Henry Tran lifts a pant leg, revealing a mark running across his ankle.
“They handcuffed me,” Tran said, explaining how the communists in Vietnam used handcuffs on his ankles and wrists to tightly restrain him in a cell with 12 other prisoners. A bucket was their bathroom and they were allowed out of the cell for just one hour a week.
Tran prayed to God a lot: “Please help me, get me out.”
It was the second time he was imprisoned after South Vietnam fell to the communists in 1975.
Born in North Vietnam, Tran was about 10 when his Catholic family escaped to the south after the country was divided in 1954, with the communists controlling the north. “We know that the communists, they never believe in God,” Tran said. The south offered religious and personal freedom.
Later, Tran served as a member of South Vietnam’s military police for 10 years, until the fall of Saigon in 1975. Like many others who served in the military in the south, Tran was sent to communist prison camp.
The prisoners were worked hard: cutting down trees, digging trenches, building dams. “No food,” Tran said. “Just one bowl [of rice] for one day. A lot of people die. No medicine, no nothing,” he added.
Henry Tran has his feet washed during Mass while living in a refugee camp in Thailand in the early 1980s. Photo: Courtesy Henry Tran
After four years, Tran was freed in 1979. He joined some friends who were trying to organize an anti-communist group. “They loved their country,” explained Tran’s son, Eric.
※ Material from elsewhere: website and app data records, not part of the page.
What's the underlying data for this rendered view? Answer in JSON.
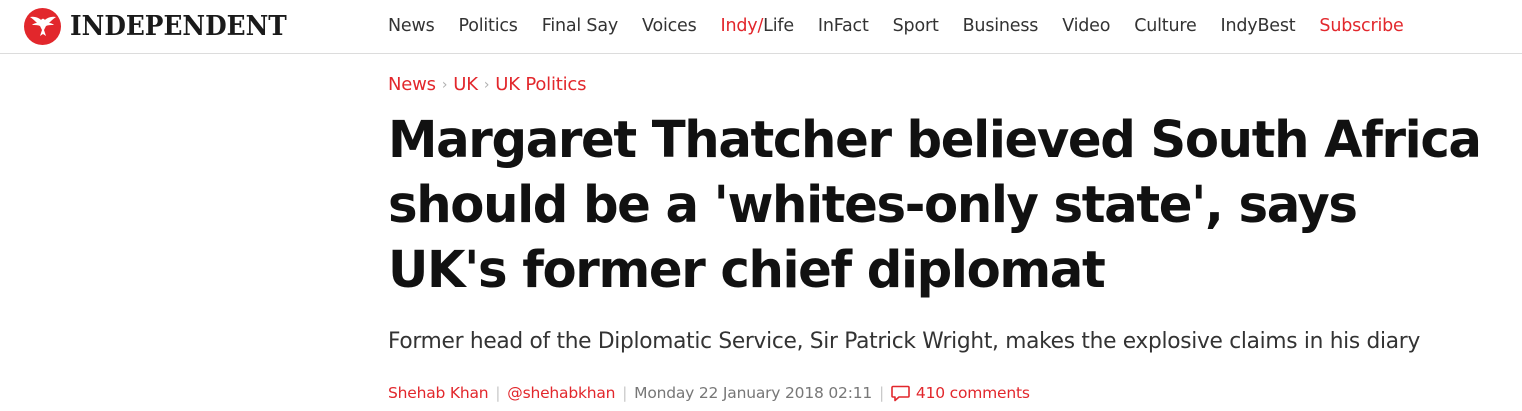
{
  "header": {
    "logo_text": "INDEPENDENT",
    "nav": {
      "news": "News",
      "politics": "Politics",
      "final_say": "Final Say",
      "voices": "Voices",
      "indy_prefix": "Indy/",
      "indy_suffix": "Life",
      "infact": "InFact",
      "sport": "Sport",
      "business": "Business",
      "video": "Video",
      "culture": "Culture",
      "indybest": "IndyBest",
      "subscribe": "Subscribe"
    }
  },
  "breadcrumb": {
    "items": [
      "News",
      "UK",
      "UK Politics"
    ],
    "separator": "›"
  },
  "article": {
    "headline": "Margaret Thatcher believed South Africa should be a 'whites-only state', says UK's former chief diplomat",
    "standfirst": "Former head of the Diplomatic Service, Sir Patrick Wright, makes the explosive claims in his diary",
    "author": "Shehab Khan",
    "twitter": "@shehabkhan",
    "date": "Monday 22 January 2018 02:11",
    "comments": "410 comments"
  },
  "icons": {
    "logo": "eagle-icon",
    "comments": "comment-bubble-icon"
  },
  "colors": {
    "accent": "#e2272c",
    "text": "#111111",
    "muted": "#777777"
  }
}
Shortly after joining the group, Tran was recaptured and sent back to prison. After six months of being restrained six days a week, he was moved into a cell by himself.
Tran’s wife, Thoa Nguyen, was allowed to visit him once every month or two. She saved up whatever money she could, to bribe the guards and build rapport. Eventually, Tran was allowed to work in the fields, where just two guards were assigned to six prisoners.
During her visits, Nguyen would also slip her husband some money. One day in October 1982, Tran and his fellow prisoners gave the guards some of that extra money. The guards left to go drinking, Eric Tran explained, and “that’s when they escaped.”
Two months later, in December 1982, Tran and Eric, then 9, were able to escape Vietnam on a small boat, the first leg of a long journey to a new life in the U.S. They arrived in Seattle on March 28, 1985, but couldn’t bring the rest of the family here until six years later.
Today, Tran is an active member of Vietnamese Martyrs Parish in Tukwila. All his children and grandchildren live nearby, and Thanksgiving is his favorite holiday. It’s a time for him to say: “Thank you God, thank you American people for everything.”
Read more stories about the origins of the Vietnamese Catholic community in the Archdiocese of Seattle at www.nwcatholic.org/features/nw-stories/tag/wavesofhope.